The Birds of Indiana is a treasure-trove for ornithologists, casual birders, and art-lovers everywhere. Drawing on decades of field work and data collection and featuring the paintings of one of America's finest bird artists, this classic work is an introduction, a reference, and most importantly, a natural history of Indiana's birds, including over 390 species. Authors Russell E. Mumford and Charles E. Keller provide detailed information on each species, including the bird's past and current status, the timing of migrations, the density and location of populations month by month, and the influence of habitat. Indispensable for the text alone, the paintings by William Zimmerman, one of America's greatest bird artists, make the book a collector's item that will be admired and appreciated for centuries. With a scientist's eye and a craftsman's skill, Zimmerman brings each of the 165 birds that nests in the state to life in lavish detail. Readers can almost feel the feathers—and the life force beneath them—in his birds. Each intricate painting reveals the plumage (including both male and female when there are significant differences), the nest and eggs, background habitat, and in many cases a wildflower or two.
A work of art as well as science, The Birds of Indiana belongs in any and every collection of bird books. No ornithologist or casual birder—expert or beginner—in Indiana, the Midwest, or the eastern United States can afford to be without it.
List of Sponsors and Donors
This fine book sumptuously illustrated by one of America's premier bird artists, William Zimmerman, is a celebration of the birds that live in the heartland of our continent.
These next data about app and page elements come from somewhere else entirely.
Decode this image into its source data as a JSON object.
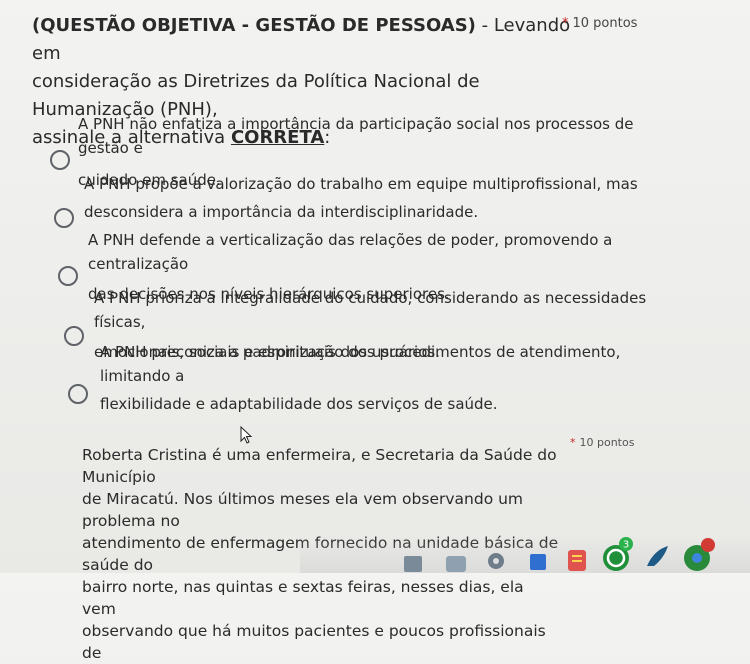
{
  "question1": {
    "title_bold": "(QUESTÃO OBJETIVA - GESTÃO DE PESSOAS)",
    "title_rest_line1": " - Levando em",
    "title_line2": "consideração as Diretrizes da Política Nacional de Humanização (PNH),",
    "title_line3_pre": "assinale a alternativa ",
    "title_line3_emph": "CORRETA",
    "title_line3_post": ":",
    "required_mark": "*",
    "points": "10 pontos",
    "options": [
      {
        "line1": "A PNH não enfatiza a importância da participação social nos processos de gestão e",
        "line2": "cuidado em saúde."
      },
      {
        "line1": "A PNH propõe a valorização do trabalho em equipe multiprofissional, mas",
        "line2": "desconsidera a importância da interdisciplinaridade."
      },
      {
        "line1": "A PNH defende a verticalização das relações de poder, promovendo a centralização",
        "line2": "das decisões nos níveis hierárquicos superiores."
      },
      {
        "line1": "A PNH prioriza a integralidade do cuidado, considerando as necessidades físicas,",
        "line2": "emocionais, sociais e espirituais dos usuários."
      },
      {
        "line1": "A PNH preconiza a padronização dos procedimentos de atendimento, limitando a",
        "line2": "flexibilidade e adaptabilidade dos serviços de saúde."
      }
    ]
  },
  "question2": {
    "lines": [
      "Roberta Cristina é uma enfermeira, e Secretaria da Saúde do Município",
      "de Miracatú. Nos últimos meses ela vem observando um problema no",
      "atendimento de enfermagem fornecido na unidade básica de saúde do",
      "bairro norte, nas quintas e sextas feiras, nesses dias, ela vem",
      "observando que há muitos pacientes e poucos profissionais de"
    ],
    "required_mark": "*",
    "points": "10 pontos"
  },
  "taskbar": {
    "badge_count": "3"
  }
}
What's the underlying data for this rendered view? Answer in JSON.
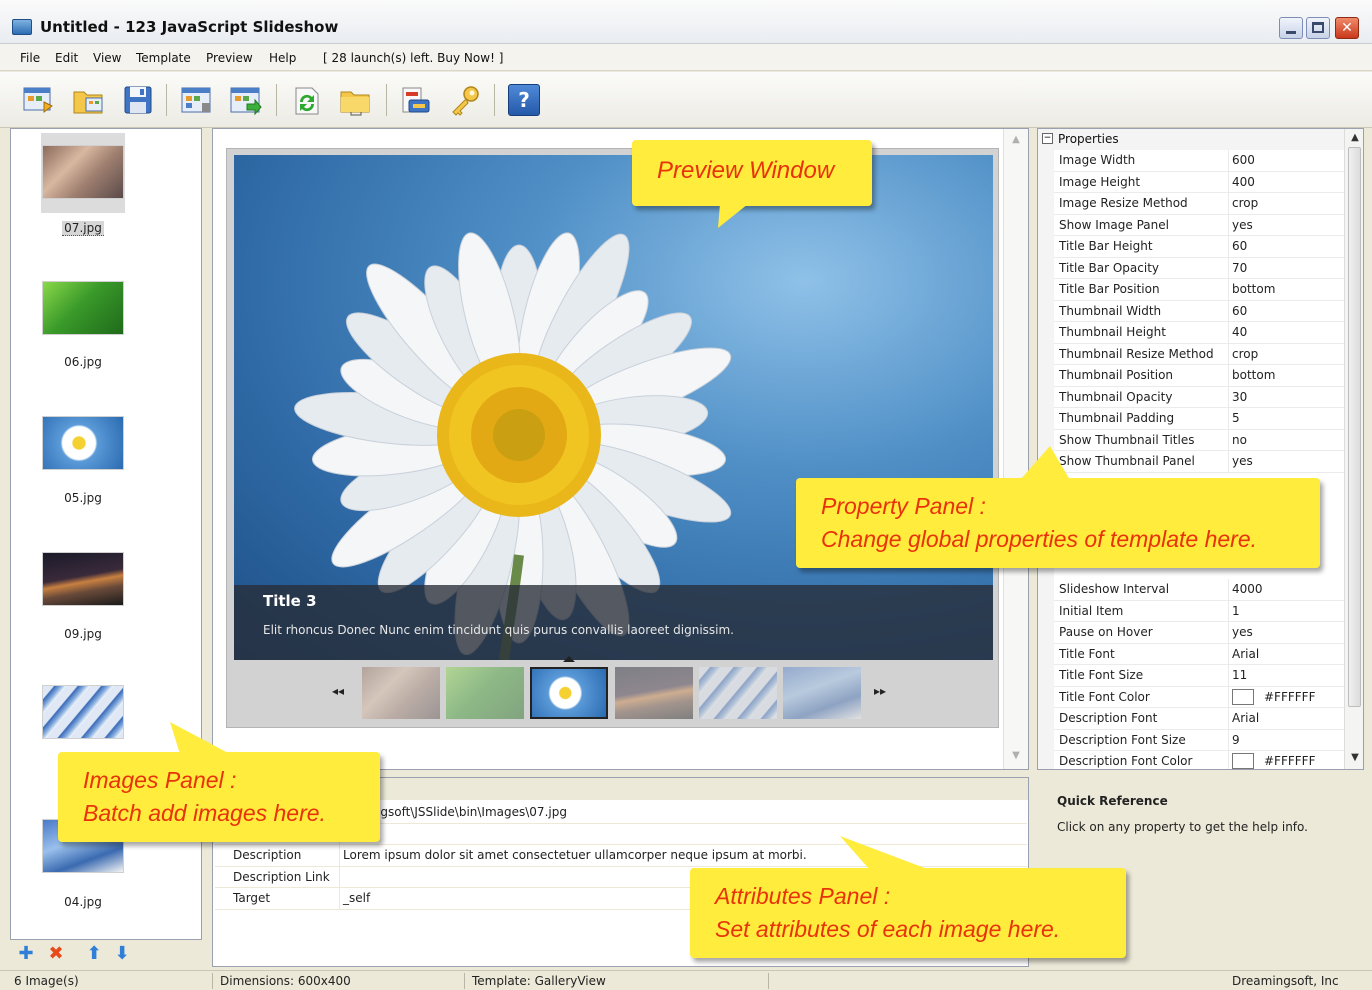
{
  "window": {
    "title": "Untitled - 123 JavaScript Slideshow",
    "minimize": "_",
    "maximize": "□",
    "close": "✕"
  },
  "menu": {
    "items": [
      "File",
      "Edit",
      "View",
      "Template",
      "Preview",
      "Help"
    ],
    "notice": "[ 28 launch(s) left. Buy Now! ]"
  },
  "toolbar": {
    "buttons": [
      "new-icon",
      "open-icon",
      "save-icon",
      "template-icon",
      "export-icon",
      "refresh-icon",
      "folder-icon",
      "publish-icon",
      "key-icon",
      "help-icon"
    ],
    "help_label": "?"
  },
  "images": {
    "items": [
      {
        "file": "07.jpg",
        "selected": true
      },
      {
        "file": "06.jpg",
        "selected": false
      },
      {
        "file": "05.jpg",
        "selected": false
      },
      {
        "file": "09.jpg",
        "selected": false
      },
      {
        "file": "04.jpg",
        "selected": false
      }
    ],
    "tools": [
      "add-icon",
      "delete-icon",
      "move-up-icon",
      "move-down-icon"
    ]
  },
  "preview": {
    "slide_title": "Title 3",
    "slide_description": "Elit rhoncus Donec Nunc enim tincidunt quis purus convallis laoreet dignissim.",
    "prev_label": "◂◂",
    "next_label": "▸▸"
  },
  "attributes": {
    "rows": [
      {
        "name": "",
        "value": "eamingsoft\\JSSlide\\bin\\Images\\07.jpg"
      },
      {
        "name": "",
        "value": ""
      },
      {
        "name": "Description",
        "value": "Lorem ipsum dolor sit amet consectetuer ullamcorper neque ipsum at morbi."
      },
      {
        "name": "Description Link",
        "value": ""
      },
      {
        "name": "Target",
        "value": "_self"
      }
    ]
  },
  "properties": {
    "header": "Properties",
    "rows": [
      {
        "name": "Image Width",
        "value": "600"
      },
      {
        "name": "Image Height",
        "value": "400"
      },
      {
        "name": "Image Resize Method",
        "value": "crop"
      },
      {
        "name": "Show Image Panel",
        "value": "yes"
      },
      {
        "name": "Title Bar Height",
        "value": "60"
      },
      {
        "name": "Title Bar Opacity",
        "value": "70"
      },
      {
        "name": "Title Bar Position",
        "value": "bottom"
      },
      {
        "name": "Thumbnail Width",
        "value": "60"
      },
      {
        "name": "Thumbnail Height",
        "value": "40"
      },
      {
        "name": "Thumbnail Resize Method",
        "value": "crop"
      },
      {
        "name": "Thumbnail Position",
        "value": "bottom"
      },
      {
        "name": "Thumbnail Opacity",
        "value": "30"
      },
      {
        "name": "Thumbnail Padding",
        "value": "5"
      },
      {
        "name": "Show Thumbnail Titles",
        "value": "no"
      },
      {
        "name": "Show Thumbnail Panel",
        "value": "yes"
      }
    ],
    "rows_lower": [
      {
        "name": "Slideshow Interval",
        "value": "4000"
      },
      {
        "name": "Initial Item",
        "value": "1"
      },
      {
        "name": "Pause on Hover",
        "value": "yes"
      },
      {
        "name": "Title Font",
        "value": "Arial"
      },
      {
        "name": "Title Font Size",
        "value": "11"
      },
      {
        "name": "Title Font Color",
        "value": "#FFFFFF",
        "swatch": "#FFFFFF"
      },
      {
        "name": "Description Font",
        "value": "Arial"
      },
      {
        "name": "Description Font Size",
        "value": "9"
      },
      {
        "name": "Description Font Color",
        "value": "#FFFFFF",
        "swatch": "#FFFFFF"
      }
    ]
  },
  "quick_reference": {
    "title": "Quick Reference",
    "body": "Click on any property to get the help info."
  },
  "status": {
    "count": "6 Image(s)",
    "dimensions": "Dimensions: 600x400",
    "template": "Template: GalleryView",
    "company": "Dreamingsoft, Inc"
  },
  "callouts": {
    "preview": "Preview Window",
    "property_line1": "Property Panel :",
    "property_line2": "Change  global properties of template here.",
    "images_line1": "Images Panel :",
    "images_line2": "Batch add images here.",
    "attributes_line1": "Attributes Panel :",
    "attributes_line2": "Set attributes of each image here."
  },
  "colors": {
    "callout_bg": "#ffec3d",
    "callout_text": "#e8320a",
    "window_bg": "#ece9d8"
  }
}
Indiana boasts a state list of over 390 species, close to half of the avifauna of North America north of Mexico. . . . Of the 390-plus species on the Indiana list, 165 nest and reproduce in the state. These are portrayed by William Zimmerman's paintings which are artfully designed and meticulously executed in the best tradition of Audubon.
This handsome publication is not intended to be a field guide. It goes far beyond that limited scope. Every birdwatcher and birder will treasure it and so will the lover or collector of fine books.~Roger Tory Peterson, American naturalist, ornithologist, artist, and educator